The public perception that the PM Modi government is benefiting from the petroleum price surge was created by left leaning media outlets to defame the Modi government and pin the blame on the central government. Many news channels and newspapers are running stories on the increase in oil prices and blaming the Modi government for allegedly exploiting the situation. When Amit Malviya exposed these media organizations with the use of facts, India Today did an article on the tweet by the BJP IT cell head, saying that he is factually wrong, which seems more and more like a piece of anti-government propaganda as the statement by Amit Malviya is factually correct. The headline of India Today read as following:
While the tweet did not mention once that Delhi, West Bengal benefit most from the surge in petrol prices, India Today used “most” in their headline, suggesting that Amit Malviya was wrong. Rightlog did a fact check of Malviya’s statement and found that he is cent percent right. His statement has two parts, the first part claiming that the Modi government gets nothing from the price hike, while the second claims that states like Delhi and West Bengal benefit from the price hike.
The first part of the statement is completely correct as the central government imposes a fixed central excise duty on petrol and diesel, which is currently Rs 19.48 per liter of petrol and Rs 15.33 for diesel. Hence, there is no scope for the Modi government benefiting from a price surge because the tax by the central government is fixed, irrespective of increase in prices. The rates were changed last on October 4, 2017, when the government slashed the price by two rupees. The India Today article does not once mention the above facts or the slashing of prices by the central government back in October last year.
The second part of Mr.Malviya statement reads “It is state governments run by the likes of Arvind Kejriwal and Mamata Banerjee who benefits”. The state government levies Ad valorem tax (“according to value”), which means that this tax changes with a change in oil prices. Whenever the price increases, the tax also increases, and vice versa. For example, if the price of oil is Rs. 100 and the tax on that is 20 percent then the consumer has to pay Rs. 20 as a tax, but when the price is Rs. 200 then the consumer has to pay Rs. 40. Different states have different tax rates on petroleum ranging 40 percent to 10 percent.

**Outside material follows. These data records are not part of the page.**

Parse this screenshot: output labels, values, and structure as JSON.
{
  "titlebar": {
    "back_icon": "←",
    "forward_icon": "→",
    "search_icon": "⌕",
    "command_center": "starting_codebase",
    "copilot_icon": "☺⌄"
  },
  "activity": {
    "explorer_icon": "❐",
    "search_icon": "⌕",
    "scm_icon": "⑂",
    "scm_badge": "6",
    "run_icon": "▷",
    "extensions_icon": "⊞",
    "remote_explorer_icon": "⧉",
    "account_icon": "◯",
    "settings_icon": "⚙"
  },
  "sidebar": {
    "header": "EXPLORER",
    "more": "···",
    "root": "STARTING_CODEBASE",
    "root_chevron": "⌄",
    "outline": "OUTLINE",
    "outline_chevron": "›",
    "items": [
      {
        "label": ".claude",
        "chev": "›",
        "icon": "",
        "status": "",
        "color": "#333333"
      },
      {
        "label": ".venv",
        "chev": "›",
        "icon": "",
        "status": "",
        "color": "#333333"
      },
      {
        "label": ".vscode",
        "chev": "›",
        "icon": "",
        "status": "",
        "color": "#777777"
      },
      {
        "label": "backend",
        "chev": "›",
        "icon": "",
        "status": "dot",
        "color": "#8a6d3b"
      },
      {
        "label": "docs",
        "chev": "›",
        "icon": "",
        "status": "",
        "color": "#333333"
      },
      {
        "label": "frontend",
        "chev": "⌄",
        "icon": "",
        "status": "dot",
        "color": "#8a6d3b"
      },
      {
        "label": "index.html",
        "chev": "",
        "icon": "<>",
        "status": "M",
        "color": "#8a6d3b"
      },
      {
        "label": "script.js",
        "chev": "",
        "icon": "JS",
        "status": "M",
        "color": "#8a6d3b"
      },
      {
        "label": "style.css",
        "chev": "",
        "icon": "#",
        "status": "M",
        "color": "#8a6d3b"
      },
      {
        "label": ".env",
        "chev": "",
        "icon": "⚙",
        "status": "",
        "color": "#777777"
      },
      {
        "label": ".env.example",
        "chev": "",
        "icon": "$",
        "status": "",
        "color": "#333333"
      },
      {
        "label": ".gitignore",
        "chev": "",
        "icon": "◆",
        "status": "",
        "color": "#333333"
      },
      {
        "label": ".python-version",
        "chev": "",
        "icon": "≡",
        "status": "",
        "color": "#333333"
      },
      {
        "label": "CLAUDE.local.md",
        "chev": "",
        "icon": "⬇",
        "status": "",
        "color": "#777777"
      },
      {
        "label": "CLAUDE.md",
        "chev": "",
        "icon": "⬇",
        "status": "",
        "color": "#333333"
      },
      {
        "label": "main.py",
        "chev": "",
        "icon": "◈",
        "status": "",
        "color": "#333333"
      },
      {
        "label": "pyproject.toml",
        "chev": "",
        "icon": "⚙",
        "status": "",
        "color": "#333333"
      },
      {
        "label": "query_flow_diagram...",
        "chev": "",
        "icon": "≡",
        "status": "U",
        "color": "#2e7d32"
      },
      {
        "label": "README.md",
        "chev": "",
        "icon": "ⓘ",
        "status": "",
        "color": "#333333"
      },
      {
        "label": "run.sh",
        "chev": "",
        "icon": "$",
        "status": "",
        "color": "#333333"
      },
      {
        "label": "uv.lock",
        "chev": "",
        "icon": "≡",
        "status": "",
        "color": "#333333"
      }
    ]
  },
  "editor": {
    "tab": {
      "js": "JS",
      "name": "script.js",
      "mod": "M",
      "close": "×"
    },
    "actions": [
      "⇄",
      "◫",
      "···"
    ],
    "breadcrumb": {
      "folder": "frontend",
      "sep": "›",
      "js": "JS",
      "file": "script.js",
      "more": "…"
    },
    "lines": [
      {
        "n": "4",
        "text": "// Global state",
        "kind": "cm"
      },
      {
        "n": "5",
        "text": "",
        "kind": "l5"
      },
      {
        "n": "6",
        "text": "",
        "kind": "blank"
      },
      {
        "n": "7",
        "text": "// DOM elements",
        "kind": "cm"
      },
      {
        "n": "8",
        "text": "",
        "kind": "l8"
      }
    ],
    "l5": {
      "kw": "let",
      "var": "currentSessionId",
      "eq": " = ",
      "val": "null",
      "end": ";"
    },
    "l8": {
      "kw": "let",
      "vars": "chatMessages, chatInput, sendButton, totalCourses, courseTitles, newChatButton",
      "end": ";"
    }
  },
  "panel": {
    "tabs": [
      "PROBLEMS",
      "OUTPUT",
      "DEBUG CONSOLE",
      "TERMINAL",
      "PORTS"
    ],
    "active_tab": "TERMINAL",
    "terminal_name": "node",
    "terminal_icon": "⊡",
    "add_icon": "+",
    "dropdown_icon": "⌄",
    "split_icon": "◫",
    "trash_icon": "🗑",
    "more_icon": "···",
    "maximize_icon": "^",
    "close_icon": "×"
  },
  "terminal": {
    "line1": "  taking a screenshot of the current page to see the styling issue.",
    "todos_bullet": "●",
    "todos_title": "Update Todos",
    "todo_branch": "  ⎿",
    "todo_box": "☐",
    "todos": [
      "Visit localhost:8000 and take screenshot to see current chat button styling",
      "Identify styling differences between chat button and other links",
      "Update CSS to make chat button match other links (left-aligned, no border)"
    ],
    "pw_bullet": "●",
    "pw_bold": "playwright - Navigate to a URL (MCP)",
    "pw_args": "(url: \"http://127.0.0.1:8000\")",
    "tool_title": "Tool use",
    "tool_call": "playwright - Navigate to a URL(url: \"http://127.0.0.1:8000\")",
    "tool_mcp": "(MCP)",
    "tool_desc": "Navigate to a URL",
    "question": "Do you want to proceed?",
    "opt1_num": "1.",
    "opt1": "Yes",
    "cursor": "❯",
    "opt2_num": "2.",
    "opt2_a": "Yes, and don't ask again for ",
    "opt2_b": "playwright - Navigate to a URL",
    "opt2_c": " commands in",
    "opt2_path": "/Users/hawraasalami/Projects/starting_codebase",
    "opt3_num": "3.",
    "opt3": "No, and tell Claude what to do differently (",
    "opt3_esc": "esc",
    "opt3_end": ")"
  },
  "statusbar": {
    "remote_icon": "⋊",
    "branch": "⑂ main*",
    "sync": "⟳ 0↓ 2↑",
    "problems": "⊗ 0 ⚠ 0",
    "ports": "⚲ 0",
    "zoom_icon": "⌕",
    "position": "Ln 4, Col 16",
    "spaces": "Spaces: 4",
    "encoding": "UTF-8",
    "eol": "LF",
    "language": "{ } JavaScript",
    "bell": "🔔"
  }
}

Four states — Maharashtra, Gujarat, Madhya Pradesh and Himachal Pradesh reduced the VAT rates on petrol and diesel in October following the excise cut by the center. At that time all these states were ruled by the BJP except Himachal Pradesh. Other states like Delhi, ruled by Arvind Kejriwal and West Bengal, ruled by TMC did not reduce the prices to pass on the benefits to the consumer, and are now conveniently blaming the Modi government for increased oil prices. The money that different states got over the last two days after an increase in prices of petrol and diesel are as following:
The next important point that needs to be noted is that the Fifteenth Finance Commission had increased states’ share of Union taxes to 42 percent from the previous 32 percent. Therefore, 42 percent of what the central government earns through central excise duty ultimately goes to the states. The question that should be asked is how the prices of petrol more than doubled during the 10 years of UPA rule in the centre.
The last line by India Today article states that “This clearly shows that Malviya’s statement is far from being factually correct.” From the above explanation, it is clear who is factually correct and who is factually incorrect between India Today and Amit Malviya. The question that now arises is whether or not the Editors of India Today will apologise to the public whom they have misinformed and misled. Ethically, India Today should also issue an apology to Amit Malviya for defaming him through a factually incorrect story.